[PROVIDED DATA — start]

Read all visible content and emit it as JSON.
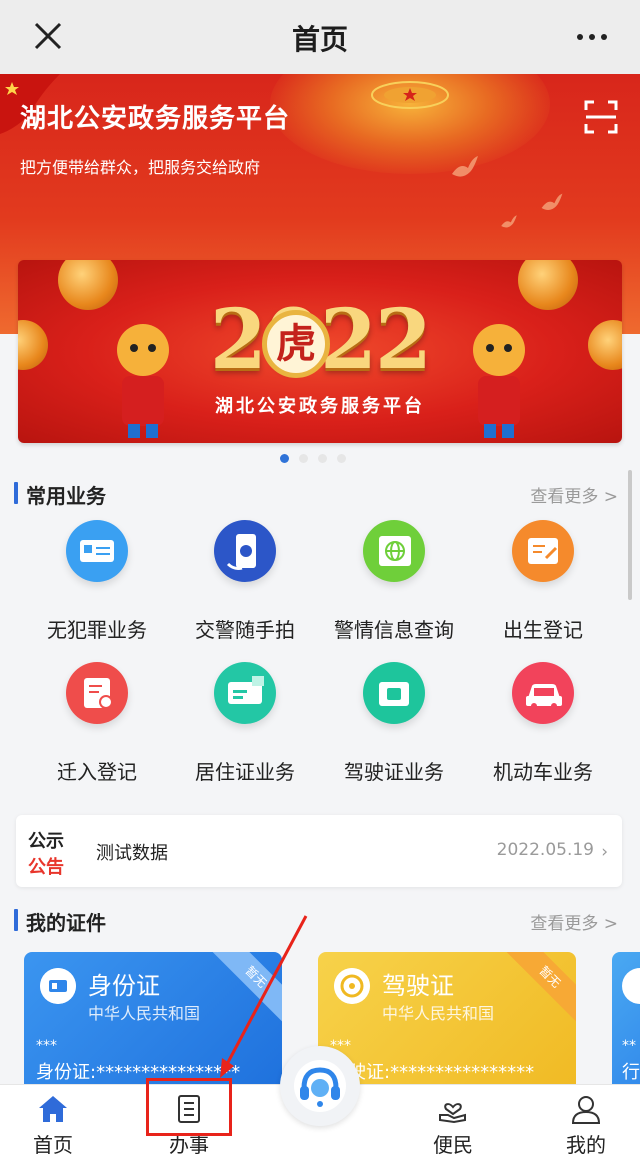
{
  "topbar": {
    "title": "首页",
    "close_icon": "close-icon",
    "more_icon": "more-icon"
  },
  "hero": {
    "title": "湖北公安政务服务平台",
    "subtitle": "把方便带给群众，把服务交给政府",
    "scan_icon": "scan-icon"
  },
  "carousel": {
    "year_text": "2022",
    "tiger_char": "虎",
    "banner_text": "湖北公安政务服务平台",
    "slide_count": 4,
    "active_index": 0
  },
  "common_services": {
    "title": "常用业务",
    "more": "查看更多 >",
    "items": [
      {
        "label": "无犯罪业务",
        "icon": "certificate-icon",
        "color": "#3aa0f2"
      },
      {
        "label": "交警随手拍",
        "icon": "phone-camera-icon",
        "color": "#2c56c8"
      },
      {
        "label": "警情信息查询",
        "icon": "globe-icon",
        "color": "#6fcf3a"
      },
      {
        "label": "出生登记",
        "icon": "document-edit-icon",
        "color": "#f58a2c"
      },
      {
        "label": "迁入登记",
        "icon": "id-card-icon",
        "color": "#ef4d4b"
      },
      {
        "label": "居住证业务",
        "icon": "residence-card-icon",
        "color": "#23c7a5"
      },
      {
        "label": "驾驶证业务",
        "icon": "license-icon",
        "color": "#1ec59c"
      },
      {
        "label": "机动车业务",
        "icon": "car-icon",
        "color": "#f2435b"
      }
    ]
  },
  "notice": {
    "tag_line1": "公示",
    "tag_line2": "公告",
    "text": "测试数据",
    "date": "2022.05.19"
  },
  "my_certificates": {
    "title": "我的证件",
    "more": "查看更多 >",
    "cards": [
      {
        "name": "身份证",
        "sub": "中华人民共和国",
        "stars": "***",
        "number": "身份证:****************",
        "ribbon": "暂无",
        "color": "#2f86ea"
      },
      {
        "name": "驾驶证",
        "sub": "中华人民共和国",
        "stars": "***",
        "number": "驾驶证:****************",
        "ribbon": "暂无",
        "color": "#f4c634"
      },
      {
        "name": "",
        "sub": "",
        "stars": "**",
        "number": "行",
        "ribbon": "",
        "color": "#3fa1ee"
      }
    ]
  },
  "tabbar": {
    "items": [
      {
        "label": "首页",
        "icon": "home-icon"
      },
      {
        "label": "办事",
        "icon": "document-icon"
      },
      {
        "label": "便民",
        "icon": "heart-hand-icon"
      },
      {
        "label": "我的",
        "icon": "user-icon"
      }
    ],
    "center_icon": "customer-service-icon"
  }
}
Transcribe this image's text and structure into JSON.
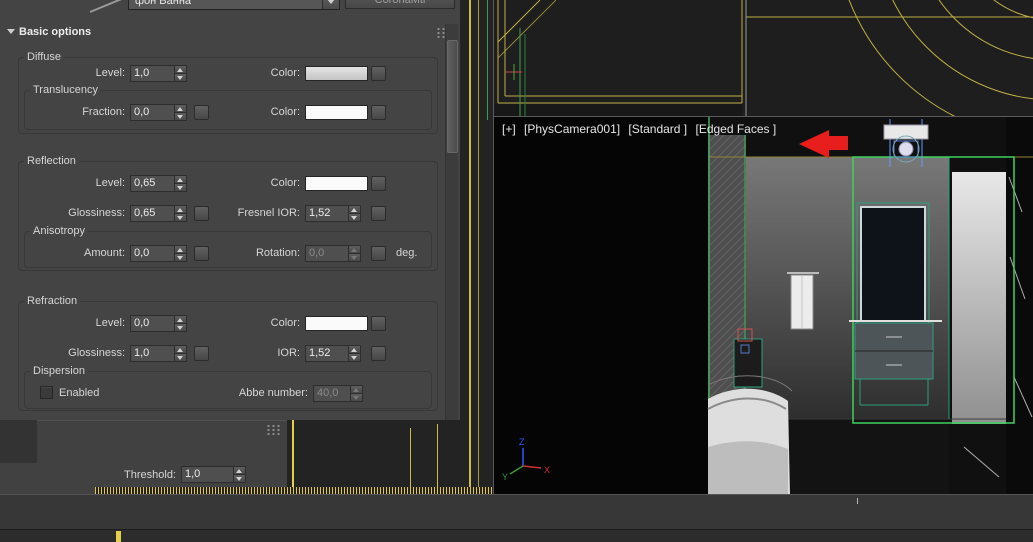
{
  "colors": {
    "panel_bg": "#444444",
    "accent_yellow": "#d9c64c",
    "wire_green": "#3fae5f",
    "selection_green": "#3ed25e",
    "teal_outline": "#2f9f7f",
    "arrow_red": "#e81e1e",
    "axis_x_red": "#cc3333",
    "axis_y_green": "#3a9a3a",
    "axis_z_blue": "#3355ff"
  },
  "toolbar": {
    "material_name": "фон Ванна",
    "material_class_button": "CoronaMtl"
  },
  "rollout": {
    "title": "Basic options"
  },
  "diffuse": {
    "group_label": "Diffuse",
    "level_label": "Level:",
    "level_value": "1,0",
    "color_label": "Color:",
    "translucency": {
      "group_label": "Translucency",
      "fraction_label": "Fraction:",
      "fraction_value": "0,0",
      "color_label": "Color:"
    }
  },
  "reflection": {
    "group_label": "Reflection",
    "level_label": "Level:",
    "level_value": "0,65",
    "color_label": "Color:",
    "glossiness_label": "Glossiness:",
    "glossiness_value": "0,65",
    "fresnel_label": "Fresnel IOR:",
    "fresnel_value": "1,52",
    "anisotropy": {
      "group_label": "Anisotropy",
      "amount_label": "Amount:",
      "amount_value": "0,0",
      "rotation_label": "Rotation:",
      "rotation_value": "0,0",
      "deg_label": "deg."
    }
  },
  "refraction": {
    "group_label": "Refraction",
    "level_label": "Level:",
    "level_value": "0,0",
    "color_label": "Color:",
    "glossiness_label": "Glossiness:",
    "glossiness_value": "1,0",
    "ior_label": "IOR:",
    "ior_value": "1,52",
    "dispersion": {
      "group_label": "Dispersion",
      "enabled_label": "Enabled",
      "abbe_label": "Abbe number:",
      "abbe_value": "40,0"
    }
  },
  "lower_panel": {
    "threshold_label": "Threshold:",
    "threshold_value": "1,0"
  },
  "viewport": {
    "menu_general": "[+]",
    "menu_camera": "[PhysCamera001]",
    "menu_shading": "[Standard ]",
    "menu_faces": "[Edged Faces ]",
    "axis_x": "X",
    "axis_y": "Y",
    "axis_z": "Z"
  }
}
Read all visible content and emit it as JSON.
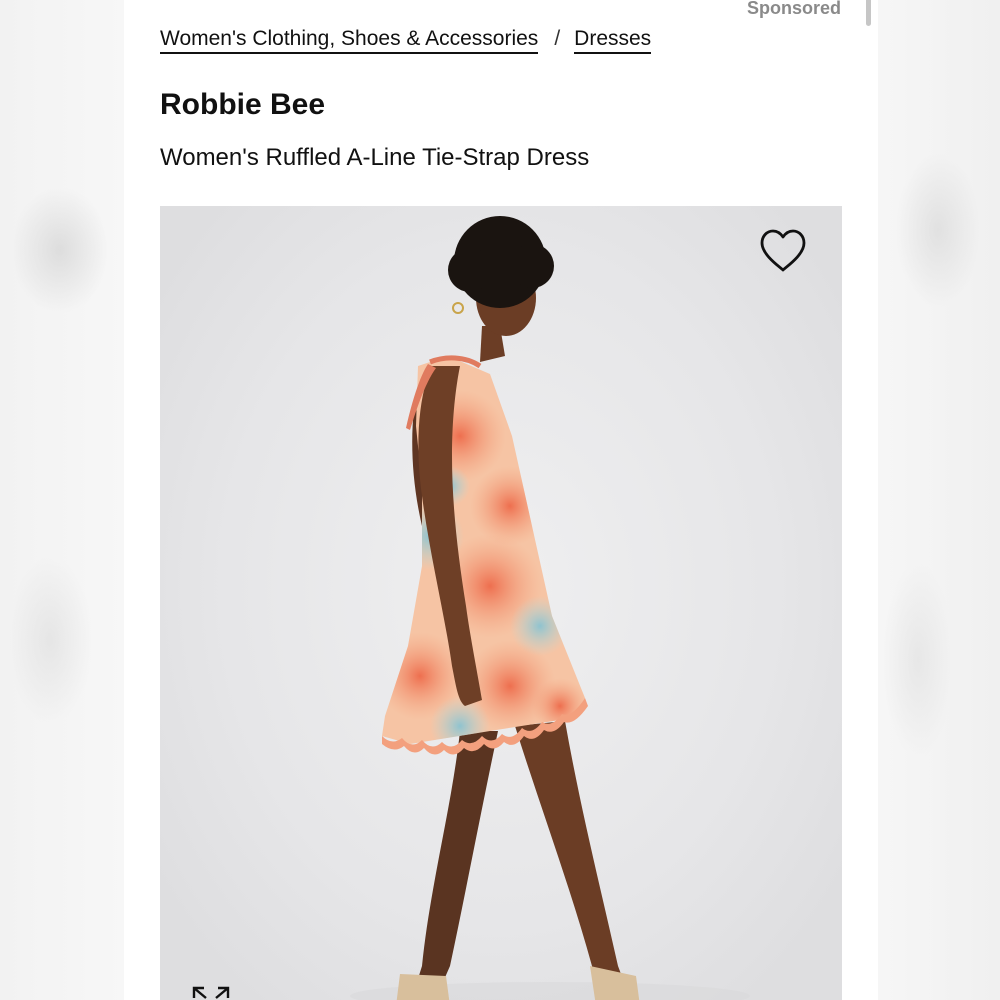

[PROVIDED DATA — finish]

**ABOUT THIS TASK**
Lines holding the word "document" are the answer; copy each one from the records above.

**EXERCISE ANSWER**
        "icon": "document-edit-icon",
        "icon": "document-icon"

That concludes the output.